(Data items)
○ ○ ○ ○ ○
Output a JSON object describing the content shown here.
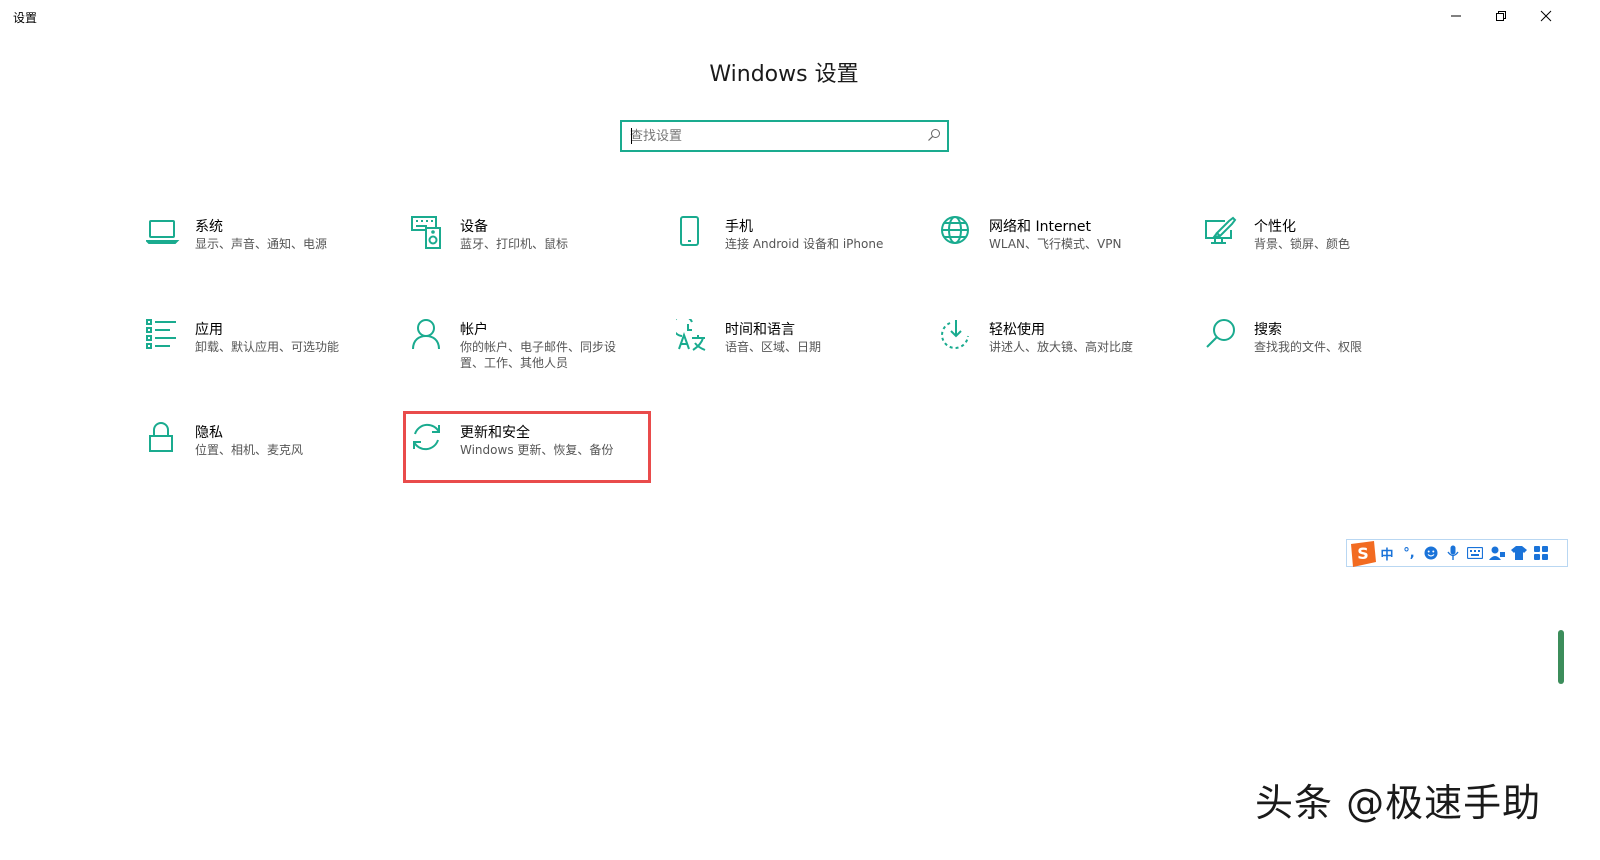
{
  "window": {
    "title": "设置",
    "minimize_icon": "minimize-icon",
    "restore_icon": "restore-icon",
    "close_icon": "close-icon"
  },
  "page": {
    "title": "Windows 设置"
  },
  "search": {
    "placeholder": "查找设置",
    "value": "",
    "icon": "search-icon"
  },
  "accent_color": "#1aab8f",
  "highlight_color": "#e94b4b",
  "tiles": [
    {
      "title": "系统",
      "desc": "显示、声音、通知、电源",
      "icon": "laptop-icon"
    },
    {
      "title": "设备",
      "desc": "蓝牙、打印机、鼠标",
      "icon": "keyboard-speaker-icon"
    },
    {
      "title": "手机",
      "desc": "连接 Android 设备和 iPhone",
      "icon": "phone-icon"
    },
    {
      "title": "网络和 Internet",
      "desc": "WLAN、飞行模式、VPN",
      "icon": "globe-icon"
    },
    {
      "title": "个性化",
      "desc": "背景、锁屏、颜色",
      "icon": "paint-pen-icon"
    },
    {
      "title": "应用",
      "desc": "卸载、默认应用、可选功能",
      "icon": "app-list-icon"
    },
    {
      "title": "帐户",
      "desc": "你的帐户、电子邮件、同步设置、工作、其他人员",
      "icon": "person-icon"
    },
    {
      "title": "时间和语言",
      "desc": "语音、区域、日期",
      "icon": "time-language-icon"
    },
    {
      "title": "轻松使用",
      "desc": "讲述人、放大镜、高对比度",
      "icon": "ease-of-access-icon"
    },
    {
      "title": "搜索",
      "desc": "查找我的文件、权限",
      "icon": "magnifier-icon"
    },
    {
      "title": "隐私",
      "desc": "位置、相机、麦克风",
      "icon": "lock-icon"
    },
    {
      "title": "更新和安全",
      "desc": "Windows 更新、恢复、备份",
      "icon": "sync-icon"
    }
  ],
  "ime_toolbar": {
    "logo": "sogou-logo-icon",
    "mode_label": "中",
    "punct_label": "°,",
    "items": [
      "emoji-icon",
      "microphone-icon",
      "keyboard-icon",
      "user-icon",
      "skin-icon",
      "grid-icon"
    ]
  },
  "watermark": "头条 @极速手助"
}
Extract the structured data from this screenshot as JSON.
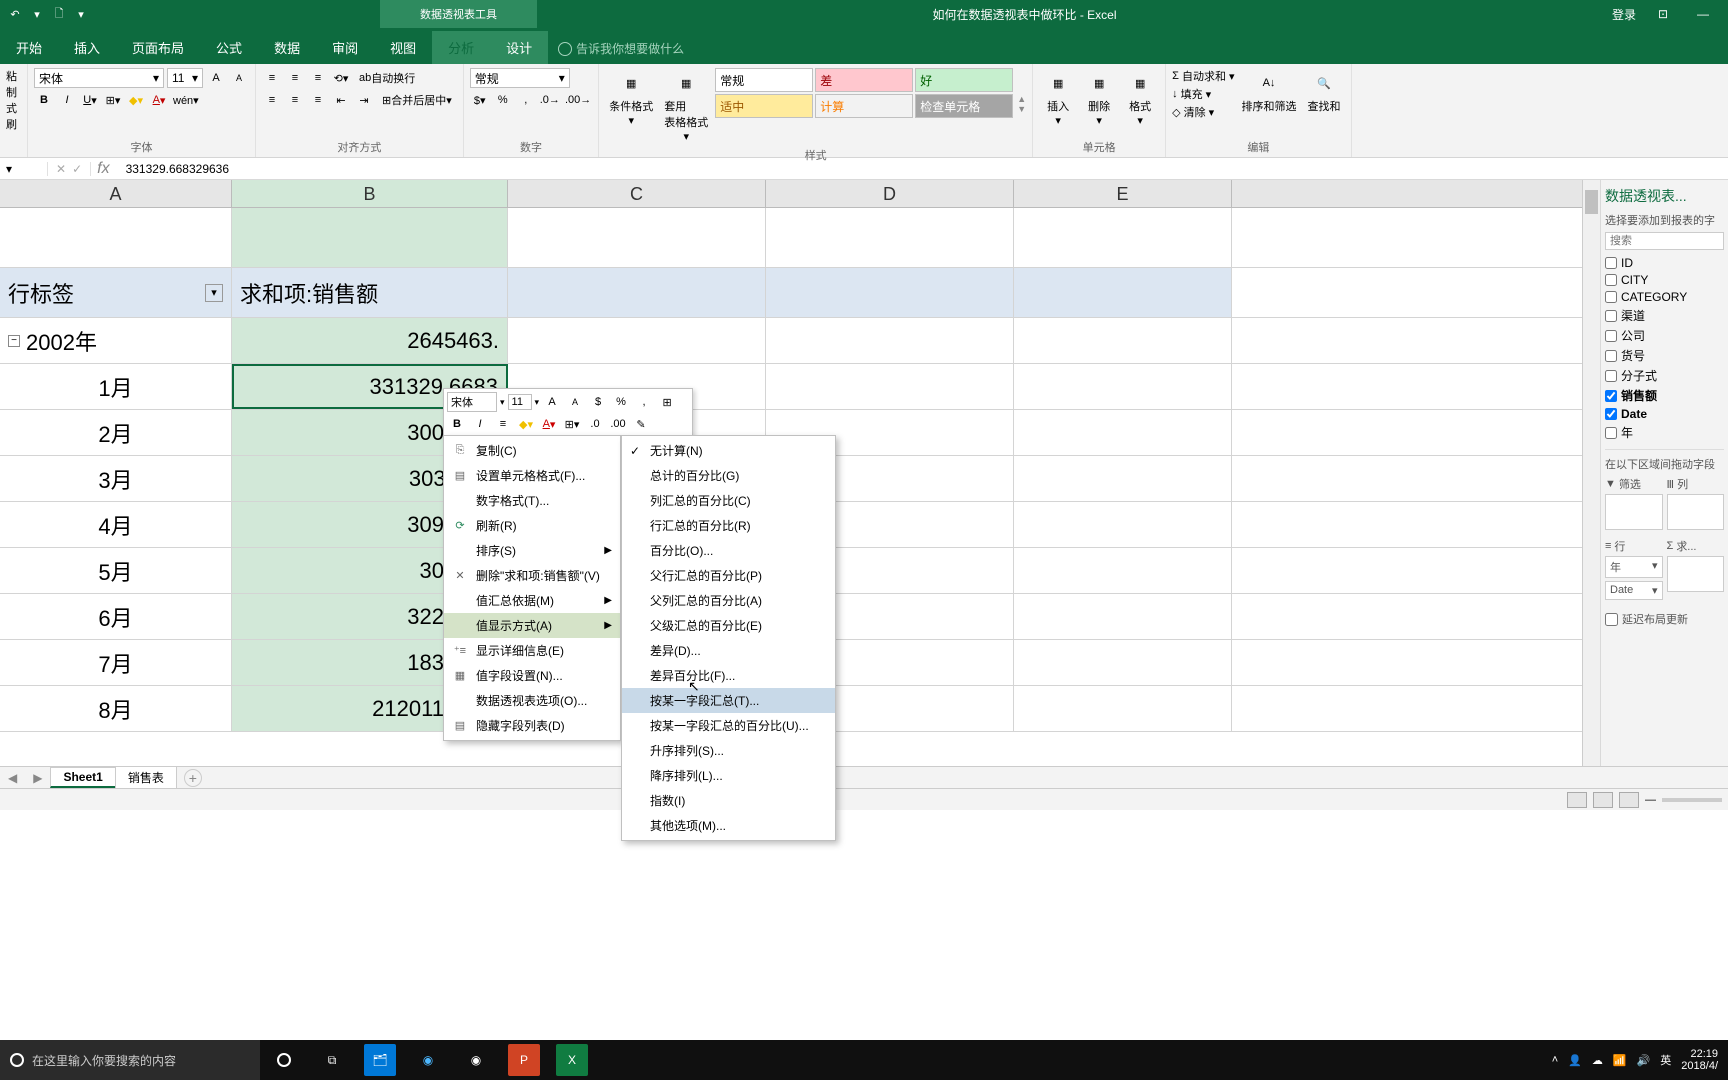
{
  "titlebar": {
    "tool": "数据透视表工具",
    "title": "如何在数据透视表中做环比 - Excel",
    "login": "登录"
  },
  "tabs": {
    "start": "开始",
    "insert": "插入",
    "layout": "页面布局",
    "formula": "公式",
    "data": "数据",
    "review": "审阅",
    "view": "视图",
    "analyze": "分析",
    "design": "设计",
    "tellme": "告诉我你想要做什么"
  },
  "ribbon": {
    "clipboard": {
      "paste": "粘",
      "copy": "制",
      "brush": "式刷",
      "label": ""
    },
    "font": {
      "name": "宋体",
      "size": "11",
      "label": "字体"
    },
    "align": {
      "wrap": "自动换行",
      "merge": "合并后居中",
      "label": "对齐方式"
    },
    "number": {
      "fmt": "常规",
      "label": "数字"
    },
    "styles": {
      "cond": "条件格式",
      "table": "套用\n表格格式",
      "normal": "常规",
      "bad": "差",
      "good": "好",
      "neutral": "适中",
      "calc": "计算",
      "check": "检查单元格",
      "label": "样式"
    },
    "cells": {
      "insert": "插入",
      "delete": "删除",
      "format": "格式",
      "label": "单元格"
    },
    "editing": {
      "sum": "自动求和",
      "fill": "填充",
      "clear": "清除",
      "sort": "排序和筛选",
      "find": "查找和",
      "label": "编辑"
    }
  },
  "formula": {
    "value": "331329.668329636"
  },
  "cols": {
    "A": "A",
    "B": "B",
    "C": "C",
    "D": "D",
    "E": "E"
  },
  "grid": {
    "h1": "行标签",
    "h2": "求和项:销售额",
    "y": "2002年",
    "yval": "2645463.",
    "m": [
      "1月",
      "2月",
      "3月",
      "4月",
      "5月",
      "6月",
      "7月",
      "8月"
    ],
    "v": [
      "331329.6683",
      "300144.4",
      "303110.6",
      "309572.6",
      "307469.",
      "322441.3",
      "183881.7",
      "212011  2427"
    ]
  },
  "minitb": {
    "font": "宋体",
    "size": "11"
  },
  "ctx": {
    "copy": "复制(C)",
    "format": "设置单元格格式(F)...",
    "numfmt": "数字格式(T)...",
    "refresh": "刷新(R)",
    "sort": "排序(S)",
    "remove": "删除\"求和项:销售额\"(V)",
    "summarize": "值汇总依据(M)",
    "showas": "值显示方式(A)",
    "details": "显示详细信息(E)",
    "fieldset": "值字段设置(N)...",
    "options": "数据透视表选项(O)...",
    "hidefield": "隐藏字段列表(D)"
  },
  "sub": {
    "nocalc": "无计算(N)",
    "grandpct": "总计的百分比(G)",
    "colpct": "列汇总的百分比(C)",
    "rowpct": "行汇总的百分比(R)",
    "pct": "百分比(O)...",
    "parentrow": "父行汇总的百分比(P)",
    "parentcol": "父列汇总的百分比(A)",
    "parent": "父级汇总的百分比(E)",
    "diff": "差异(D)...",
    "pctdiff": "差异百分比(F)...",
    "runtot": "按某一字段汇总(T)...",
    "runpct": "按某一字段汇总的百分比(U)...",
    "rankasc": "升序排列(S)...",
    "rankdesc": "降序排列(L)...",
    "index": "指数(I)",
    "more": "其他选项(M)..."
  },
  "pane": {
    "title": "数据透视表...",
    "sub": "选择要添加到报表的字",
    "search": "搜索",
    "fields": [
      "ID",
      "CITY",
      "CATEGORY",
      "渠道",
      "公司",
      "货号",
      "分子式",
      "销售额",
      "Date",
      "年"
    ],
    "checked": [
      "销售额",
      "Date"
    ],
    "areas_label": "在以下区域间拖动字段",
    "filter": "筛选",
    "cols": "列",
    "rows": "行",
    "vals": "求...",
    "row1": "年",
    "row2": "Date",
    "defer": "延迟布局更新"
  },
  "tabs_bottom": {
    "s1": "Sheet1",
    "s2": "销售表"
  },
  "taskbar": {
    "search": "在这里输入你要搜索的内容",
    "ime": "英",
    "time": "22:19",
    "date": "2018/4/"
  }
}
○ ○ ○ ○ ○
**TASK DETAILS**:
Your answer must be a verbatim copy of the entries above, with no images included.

**OUTPUT FOR THIS TASK**:
Output a JSON object describing the content shown here.
{
  "window": {
    "title": "设置",
    "minimize_icon": "minimize-icon",
    "restore_icon": "restore-icon",
    "close_icon": "close-icon"
  },
  "page": {
    "title": "Windows 设置"
  },
  "search": {
    "placeholder": "查找设置",
    "value": "",
    "icon": "search-icon"
  },
  "accent_color": "#1aab8f",
  "highlight_color": "#e94b4b",
  "tiles": [
    {
      "title": "系统",
      "desc": "显示、声音、通知、电源",
      "icon": "laptop-icon"
    },
    {
      "title": "设备",
      "desc": "蓝牙、打印机、鼠标",
      "icon": "keyboard-speaker-icon"
    },
    {
      "title": "手机",
      "desc": "连接 Android 设备和 iPhone",
      "icon": "phone-icon"
    },
    {
      "title": "网络和 Internet",
      "desc": "WLAN、飞行模式、VPN",
      "icon": "globe-icon"
    },
    {
      "title": "个性化",
      "desc": "背景、锁屏、颜色",
      "icon": "paint-pen-icon"
    },
    {
      "title": "应用",
      "desc": "卸载、默认应用、可选功能",
      "icon": "app-list-icon"
    },
    {
      "title": "帐户",
      "desc": "你的帐户、电子邮件、同步设置、工作、其他人员",
      "icon": "person-icon"
    },
    {
      "title": "时间和语言",
      "desc": "语音、区域、日期",
      "icon": "time-language-icon"
    },
    {
      "title": "轻松使用",
      "desc": "讲述人、放大镜、高对比度",
      "icon": "ease-of-access-icon"
    },
    {
      "title": "搜索",
      "desc": "查找我的文件、权限",
      "icon": "magnifier-icon"
    },
    {
      "title": "隐私",
      "desc": "位置、相机、麦克风",
      "icon": "lock-icon"
    },
    {
      "title": "更新和安全",
      "desc": "Windows 更新、恢复、备份",
      "icon": "sync-icon"
    }
  ],
  "ime_toolbar": {
    "logo": "sogou-logo-icon",
    "mode_label": "中",
    "punct_label": "°,",
    "items": [
      "emoji-icon",
      "microphone-icon",
      "keyboard-icon",
      "user-icon",
      "skin-icon",
      "grid-icon"
    ]
  },
  "watermark": "头条 @极速手助"
}
Extract the structured data from this screenshot as JSON.
{
  "titlebar": {
    "tool": "数据透视表工具",
    "title": "如何在数据透视表中做环比 - Excel",
    "login": "登录"
  },
  "tabs": {
    "start": "开始",
    "insert": "插入",
    "layout": "页面布局",
    "formula": "公式",
    "data": "数据",
    "review": "审阅",
    "view": "视图",
    "analyze": "分析",
    "design": "设计",
    "tellme": "告诉我你想要做什么"
  },
  "ribbon": {
    "clipboard": {
      "paste": "粘",
      "copy": "制",
      "brush": "式刷",
      "label": ""
    },
    "font": {
      "name": "宋体",
      "size": "11",
      "label": "字体"
    },
    "align": {
      "wrap": "自动换行",
      "merge": "合并后居中",
      "label": "对齐方式"
    },
    "number": {
      "fmt": "常规",
      "label": "数字"
    },
    "styles": {
      "cond": "条件格式",
      "table": "套用\n表格格式",
      "normal": "常规",
      "bad": "差",
      "good": "好",
      "neutral": "适中",
      "calc": "计算",
      "check": "检查单元格",
      "label": "样式"
    },
    "cells": {
      "insert": "插入",
      "delete": "删除",
      "format": "格式",
      "label": "单元格"
    },
    "editing": {
      "sum": "自动求和",
      "fill": "填充",
      "clear": "清除",
      "sort": "排序和筛选",
      "find": "查找和",
      "label": "编辑"
    }
  },
  "formula": {
    "value": "331329.668329636"
  },
  "cols": {
    "A": "A",
    "B": "B",
    "C": "C",
    "D": "D",
    "E": "E"
  },
  "grid": {
    "h1": "行标签",
    "h2": "求和项:销售额",
    "y": "2002年",
    "yval": "2645463.",
    "m": [
      "1月",
      "2月",
      "3月",
      "4月",
      "5月",
      "6月",
      "7月",
      "8月"
    ],
    "v": [
      "331329.6683",
      "300144.4",
      "303110.6",
      "309572.6",
      "307469.",
      "322441.3",
      "183881.7",
      "212011  2427"
    ]
  },
  "minitb": {
    "font": "宋体",
    "size": "11"
  },
  "ctx": {
    "copy": "复制(C)",
    "format": "设置单元格格式(F)...",
    "numfmt": "数字格式(T)...",
    "refresh": "刷新(R)",
    "sort": "排序(S)",
    "remove": "删除\"求和项:销售额\"(V)",
    "summarize": "值汇总依据(M)",
    "showas": "值显示方式(A)",
    "details": "显示详细信息(E)",
    "fieldset": "值字段设置(N)...",
    "options": "数据透视表选项(O)...",
    "hidefield": "隐藏字段列表(D)"
  },
  "sub": {
    "nocalc": "无计算(N)",
    "grandpct": "总计的百分比(G)",
    "colpct": "列汇总的百分比(C)",
    "rowpct": "行汇总的百分比(R)",
    "pct": "百分比(O)...",
    "parentrow": "父行汇总的百分比(P)",
    "parentcol": "父列汇总的百分比(A)",
    "parent": "父级汇总的百分比(E)",
    "diff": "差异(D)...",
    "pctdiff": "差异百分比(F)...",
    "runtot": "按某一字段汇总(T)...",
    "runpct": "按某一字段汇总的百分比(U)...",
    "rankasc": "升序排列(S)...",
    "rankdesc": "降序排列(L)...",
    "index": "指数(I)",
    "more": "其他选项(M)..."
  },
  "pane": {
    "title": "数据透视表...",
    "sub": "选择要添加到报表的字",
    "search": "搜索",
    "fields": [
      "ID",
      "CITY",
      "CATEGORY",
      "渠道",
      "公司",
      "货号",
      "分子式",
      "销售额",
      "Date",
      "年"
    ],
    "checked": [
      "销售额",
      "Date"
    ],
    "areas_label": "在以下区域间拖动字段",
    "filter": "筛选",
    "cols": "列",
    "rows": "行",
    "vals": "求...",
    "row1": "年",
    "row2": "Date",
    "defer": "延迟布局更新"
  },
  "tabs_bottom": {
    "s1": "Sheet1",
    "s2": "销售表"
  },
  "taskbar": {
    "search": "在这里输入你要搜索的内容",
    "ime": "英",
    "time": "22:19",
    "date": "2018/4/"
  }
}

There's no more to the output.